* [Given data]
*** Block opens ***
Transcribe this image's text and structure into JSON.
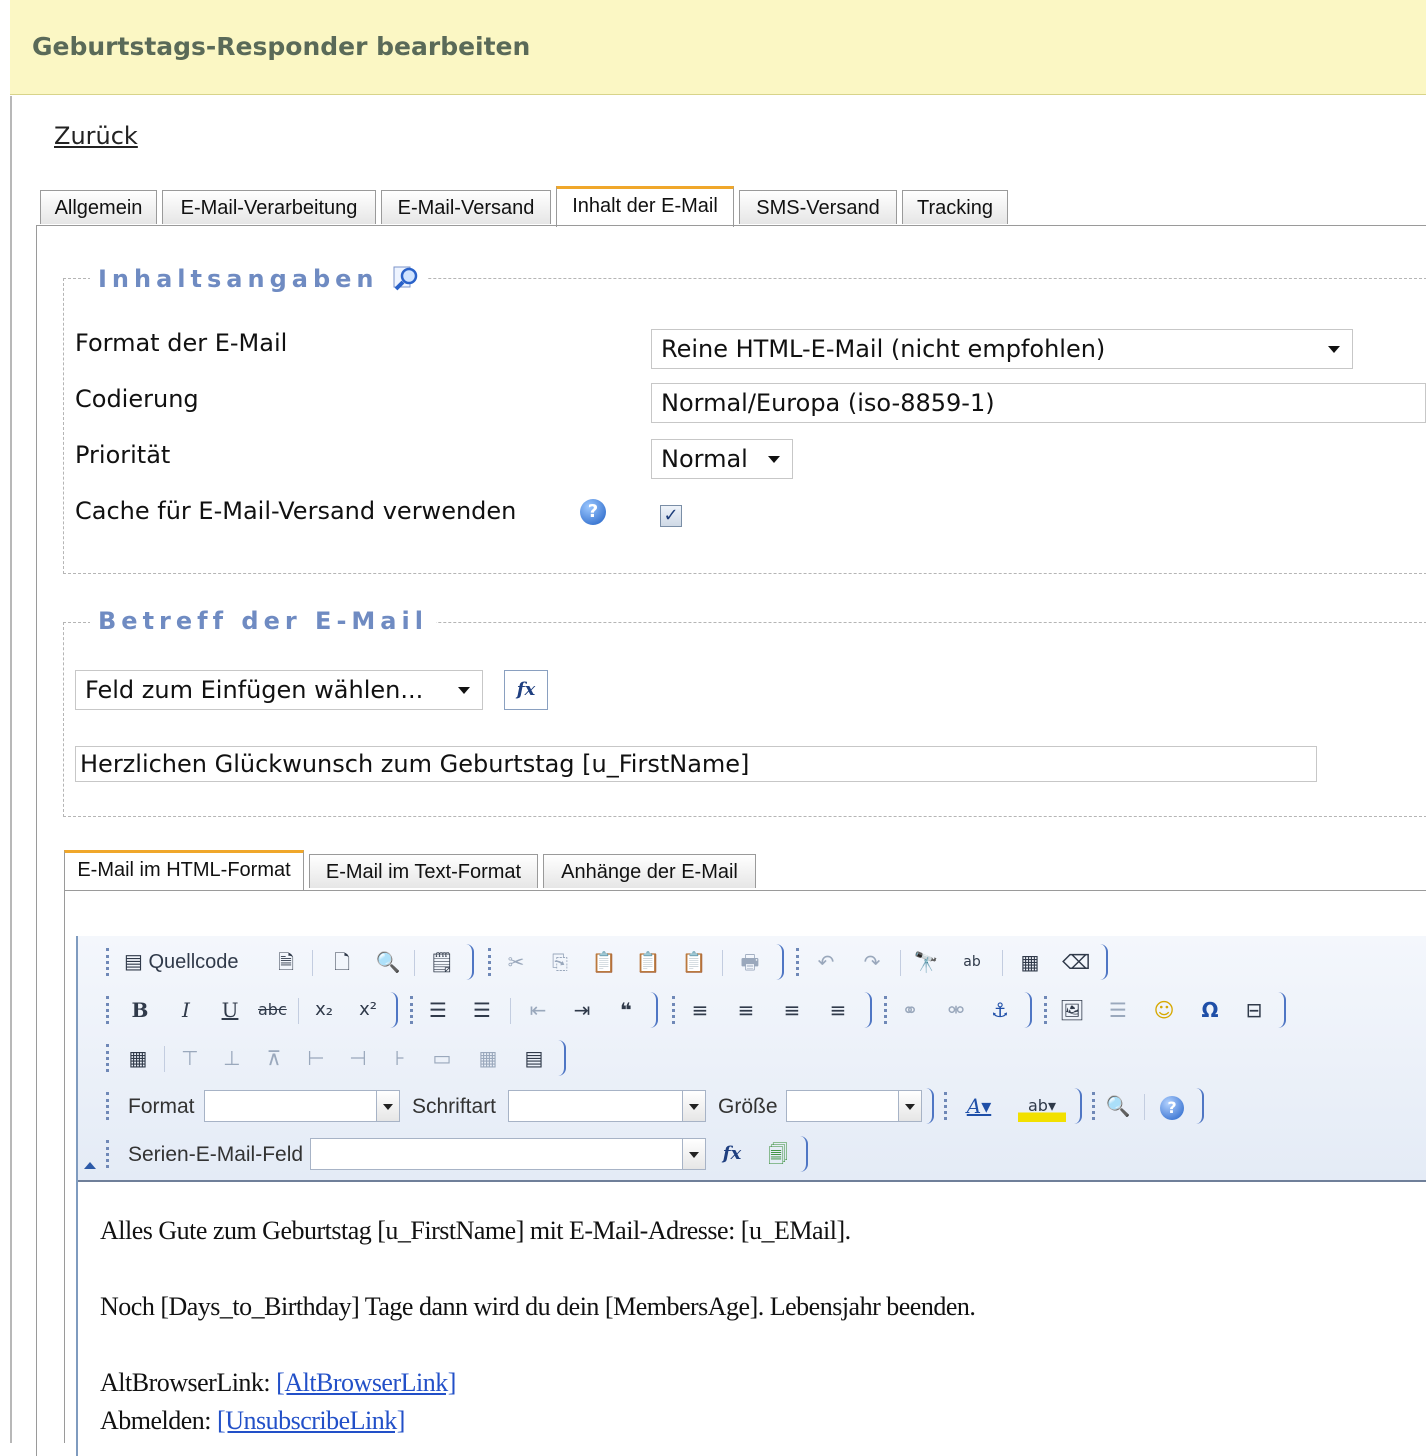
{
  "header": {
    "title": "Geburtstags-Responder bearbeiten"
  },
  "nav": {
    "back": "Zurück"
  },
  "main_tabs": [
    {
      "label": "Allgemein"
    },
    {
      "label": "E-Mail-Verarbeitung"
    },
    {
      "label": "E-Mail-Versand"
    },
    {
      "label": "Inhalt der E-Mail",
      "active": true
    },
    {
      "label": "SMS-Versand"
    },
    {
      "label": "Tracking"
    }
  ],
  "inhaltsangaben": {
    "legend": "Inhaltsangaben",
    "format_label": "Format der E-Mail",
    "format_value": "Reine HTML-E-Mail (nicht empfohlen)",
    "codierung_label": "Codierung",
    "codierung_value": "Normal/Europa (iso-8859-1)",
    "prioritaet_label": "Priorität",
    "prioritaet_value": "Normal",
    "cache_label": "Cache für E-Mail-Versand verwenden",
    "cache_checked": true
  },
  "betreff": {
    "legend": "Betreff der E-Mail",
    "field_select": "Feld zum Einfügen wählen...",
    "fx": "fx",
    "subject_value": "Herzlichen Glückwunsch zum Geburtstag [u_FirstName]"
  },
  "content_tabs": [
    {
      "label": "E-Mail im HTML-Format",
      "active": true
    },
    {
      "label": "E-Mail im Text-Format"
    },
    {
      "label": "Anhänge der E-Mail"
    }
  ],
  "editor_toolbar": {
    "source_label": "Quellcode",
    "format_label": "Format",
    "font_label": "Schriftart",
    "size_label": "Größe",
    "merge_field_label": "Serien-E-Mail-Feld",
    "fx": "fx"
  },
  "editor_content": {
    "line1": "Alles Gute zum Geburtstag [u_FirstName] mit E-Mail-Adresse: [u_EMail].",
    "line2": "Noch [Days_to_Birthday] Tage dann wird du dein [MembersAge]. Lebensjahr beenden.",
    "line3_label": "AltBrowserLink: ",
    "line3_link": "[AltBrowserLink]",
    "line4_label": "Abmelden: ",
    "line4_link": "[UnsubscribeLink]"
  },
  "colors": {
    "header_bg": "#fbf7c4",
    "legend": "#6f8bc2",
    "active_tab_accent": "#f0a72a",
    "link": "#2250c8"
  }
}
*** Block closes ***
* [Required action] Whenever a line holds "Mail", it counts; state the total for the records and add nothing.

* [Finished task] 12